Dealing with energy, the report says energy supply and demand represent one of the most significant issues for T&L companies and will continue to play a defining role in the future of the industry. Oil price volatility was a significant risk to the sector, although PwC’s research suggests that oil prices were highly unlikely to rise in the order of magnitude necessary to trigger truly revolutionary change over the next 20 years.
The report says alternative energy may take up some of the slack engendered by diminishing oil reserves. Over half of the respondents predicted an optimistic future scenario in which alternative energy accounted for up to 80% of their overall energy mix in some countries. “They do not believe a major energy turnaround will be achieved by 2030. One area where there is consensus, however, is around carbon emissions. We see reducing emissions as posing a greater challenge to T&L companies over the next 20 years than obtaining a sufficient supply of energy.”
The report also states that nearly 70 per cent of the Delphi panellists anticipated that by 2030 systems would be in place to ensure that the cost of carbon is allocated to the causer, a development most of the experts surveyed saw as a positive one for the sector. Concerns about cost and carbon footprints would also increasingly change consumer behaviour. This could affect the future development of transport modes and their interrelation in the modal split.

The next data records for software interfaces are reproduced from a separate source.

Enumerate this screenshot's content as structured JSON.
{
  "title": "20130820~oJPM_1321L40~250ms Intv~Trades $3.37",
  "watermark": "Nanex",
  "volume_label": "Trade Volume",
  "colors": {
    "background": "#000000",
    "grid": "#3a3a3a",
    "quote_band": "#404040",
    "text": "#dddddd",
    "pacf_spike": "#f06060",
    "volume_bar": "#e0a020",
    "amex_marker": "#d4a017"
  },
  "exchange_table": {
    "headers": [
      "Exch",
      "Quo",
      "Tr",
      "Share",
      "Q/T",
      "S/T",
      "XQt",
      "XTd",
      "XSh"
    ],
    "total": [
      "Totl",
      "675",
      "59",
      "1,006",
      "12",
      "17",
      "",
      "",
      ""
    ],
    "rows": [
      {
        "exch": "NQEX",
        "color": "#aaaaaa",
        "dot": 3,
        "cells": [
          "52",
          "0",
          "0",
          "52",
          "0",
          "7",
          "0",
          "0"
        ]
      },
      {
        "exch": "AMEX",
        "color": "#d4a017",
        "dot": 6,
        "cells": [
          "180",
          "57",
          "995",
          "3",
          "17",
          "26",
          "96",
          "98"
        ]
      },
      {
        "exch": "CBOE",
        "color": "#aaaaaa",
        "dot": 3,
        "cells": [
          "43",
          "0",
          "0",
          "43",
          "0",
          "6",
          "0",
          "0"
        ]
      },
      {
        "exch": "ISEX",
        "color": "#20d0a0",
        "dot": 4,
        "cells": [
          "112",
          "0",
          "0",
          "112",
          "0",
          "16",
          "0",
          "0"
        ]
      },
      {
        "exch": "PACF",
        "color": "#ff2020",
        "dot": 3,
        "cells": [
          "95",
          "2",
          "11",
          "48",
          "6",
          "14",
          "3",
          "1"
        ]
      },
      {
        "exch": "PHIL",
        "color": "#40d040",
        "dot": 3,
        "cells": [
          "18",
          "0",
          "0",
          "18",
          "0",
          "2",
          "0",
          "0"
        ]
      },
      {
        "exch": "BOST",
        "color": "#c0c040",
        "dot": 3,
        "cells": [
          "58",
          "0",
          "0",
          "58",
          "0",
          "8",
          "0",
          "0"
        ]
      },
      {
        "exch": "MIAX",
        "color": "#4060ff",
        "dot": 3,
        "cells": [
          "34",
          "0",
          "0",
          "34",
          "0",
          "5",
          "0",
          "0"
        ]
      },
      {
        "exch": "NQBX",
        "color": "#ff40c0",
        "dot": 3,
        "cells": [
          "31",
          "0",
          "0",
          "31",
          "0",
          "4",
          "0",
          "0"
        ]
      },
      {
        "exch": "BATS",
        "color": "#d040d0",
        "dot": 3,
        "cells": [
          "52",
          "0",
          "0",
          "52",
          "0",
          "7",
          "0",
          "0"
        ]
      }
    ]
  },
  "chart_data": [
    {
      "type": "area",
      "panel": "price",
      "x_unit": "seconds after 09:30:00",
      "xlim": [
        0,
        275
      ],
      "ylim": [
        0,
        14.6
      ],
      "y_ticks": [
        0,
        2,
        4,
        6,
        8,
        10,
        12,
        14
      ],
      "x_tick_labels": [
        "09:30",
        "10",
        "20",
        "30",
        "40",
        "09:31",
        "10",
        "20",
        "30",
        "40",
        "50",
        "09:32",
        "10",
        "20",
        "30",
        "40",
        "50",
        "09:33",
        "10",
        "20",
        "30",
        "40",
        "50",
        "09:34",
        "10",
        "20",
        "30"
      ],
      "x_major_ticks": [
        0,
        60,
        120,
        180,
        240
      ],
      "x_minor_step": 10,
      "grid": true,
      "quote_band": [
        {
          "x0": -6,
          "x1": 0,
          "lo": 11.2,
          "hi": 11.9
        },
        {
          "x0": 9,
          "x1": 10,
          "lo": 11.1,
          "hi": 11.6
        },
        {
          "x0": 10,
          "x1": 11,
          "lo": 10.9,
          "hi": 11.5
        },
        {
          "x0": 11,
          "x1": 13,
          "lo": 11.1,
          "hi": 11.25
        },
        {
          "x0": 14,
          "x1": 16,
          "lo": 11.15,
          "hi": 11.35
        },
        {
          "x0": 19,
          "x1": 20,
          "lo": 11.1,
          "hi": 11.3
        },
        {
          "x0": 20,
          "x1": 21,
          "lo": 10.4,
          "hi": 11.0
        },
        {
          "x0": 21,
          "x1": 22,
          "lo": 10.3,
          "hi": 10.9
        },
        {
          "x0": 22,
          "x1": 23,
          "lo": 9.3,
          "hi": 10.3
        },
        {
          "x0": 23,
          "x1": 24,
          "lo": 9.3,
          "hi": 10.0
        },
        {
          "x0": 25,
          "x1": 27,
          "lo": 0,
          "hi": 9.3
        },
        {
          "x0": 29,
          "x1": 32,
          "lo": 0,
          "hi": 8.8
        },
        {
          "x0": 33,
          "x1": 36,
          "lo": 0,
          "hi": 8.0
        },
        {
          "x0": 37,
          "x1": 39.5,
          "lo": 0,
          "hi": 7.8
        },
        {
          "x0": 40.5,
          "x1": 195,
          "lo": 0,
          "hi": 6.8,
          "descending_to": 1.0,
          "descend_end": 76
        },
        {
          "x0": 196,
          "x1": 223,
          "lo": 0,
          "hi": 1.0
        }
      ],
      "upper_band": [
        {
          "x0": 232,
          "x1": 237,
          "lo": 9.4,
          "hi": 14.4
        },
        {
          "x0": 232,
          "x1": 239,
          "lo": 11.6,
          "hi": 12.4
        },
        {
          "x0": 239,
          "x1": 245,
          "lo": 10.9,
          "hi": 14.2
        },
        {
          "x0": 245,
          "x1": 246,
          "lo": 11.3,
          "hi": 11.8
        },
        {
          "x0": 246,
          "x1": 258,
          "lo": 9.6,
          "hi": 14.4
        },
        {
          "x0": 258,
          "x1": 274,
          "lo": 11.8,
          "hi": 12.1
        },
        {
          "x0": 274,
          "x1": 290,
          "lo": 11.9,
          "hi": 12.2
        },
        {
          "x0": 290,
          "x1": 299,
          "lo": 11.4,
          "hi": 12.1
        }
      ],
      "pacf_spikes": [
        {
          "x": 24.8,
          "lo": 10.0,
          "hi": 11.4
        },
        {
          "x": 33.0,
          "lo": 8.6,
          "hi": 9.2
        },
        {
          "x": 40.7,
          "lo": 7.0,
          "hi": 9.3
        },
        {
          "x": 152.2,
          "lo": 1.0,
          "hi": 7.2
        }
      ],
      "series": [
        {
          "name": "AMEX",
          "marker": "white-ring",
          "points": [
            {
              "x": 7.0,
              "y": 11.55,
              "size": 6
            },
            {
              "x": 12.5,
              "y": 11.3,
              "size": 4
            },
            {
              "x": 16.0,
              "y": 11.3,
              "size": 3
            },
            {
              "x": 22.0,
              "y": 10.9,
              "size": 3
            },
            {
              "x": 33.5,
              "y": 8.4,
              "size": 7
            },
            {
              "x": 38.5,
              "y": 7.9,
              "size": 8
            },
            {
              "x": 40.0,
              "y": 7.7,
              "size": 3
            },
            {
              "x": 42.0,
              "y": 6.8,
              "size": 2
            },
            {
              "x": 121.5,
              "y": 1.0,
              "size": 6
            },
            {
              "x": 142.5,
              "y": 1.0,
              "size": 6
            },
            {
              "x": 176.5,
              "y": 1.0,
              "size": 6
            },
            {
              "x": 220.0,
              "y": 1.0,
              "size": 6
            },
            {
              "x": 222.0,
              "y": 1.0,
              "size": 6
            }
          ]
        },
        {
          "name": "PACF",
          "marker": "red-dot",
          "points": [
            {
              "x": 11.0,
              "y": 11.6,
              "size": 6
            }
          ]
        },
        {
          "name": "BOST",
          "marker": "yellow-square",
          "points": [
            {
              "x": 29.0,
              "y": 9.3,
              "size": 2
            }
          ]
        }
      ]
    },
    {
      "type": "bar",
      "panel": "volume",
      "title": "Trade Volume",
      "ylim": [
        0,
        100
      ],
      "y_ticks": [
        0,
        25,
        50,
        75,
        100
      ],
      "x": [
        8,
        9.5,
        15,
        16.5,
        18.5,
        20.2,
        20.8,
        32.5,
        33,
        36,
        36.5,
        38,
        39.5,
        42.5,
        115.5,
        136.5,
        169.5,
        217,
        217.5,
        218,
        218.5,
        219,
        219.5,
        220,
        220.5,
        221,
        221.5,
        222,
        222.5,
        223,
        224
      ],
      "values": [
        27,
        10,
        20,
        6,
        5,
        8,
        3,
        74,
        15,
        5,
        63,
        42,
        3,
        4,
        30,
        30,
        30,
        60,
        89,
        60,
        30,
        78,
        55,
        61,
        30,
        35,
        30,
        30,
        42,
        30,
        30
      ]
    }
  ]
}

Like PwC, the World Bank foresees economic growth continuing to be strong in Africa this year and carrying into next year, with the possibility of being even stronger. “Investments in infrastructure are paying off and African raw materials are in more demand than ever on global markets,” according to Global Economic Prospects, the World Bank’s biannual report on global economic trends. It says sub-Saharan Africa is enjoying good short-term economic prospects and notes that Africa’s gross domestic product (GDP) jumped 4,7 per cent in 2010, a trend that is expected to hold steady in 2011 and 2012, at 5,3 per cent and 5,7 per cent, respectively.
The full PwC report can be downloaded at: http://www.pwc.com/gx/en/transportation-logistics/tl2030/emerging-markets/index-ver3.jhtml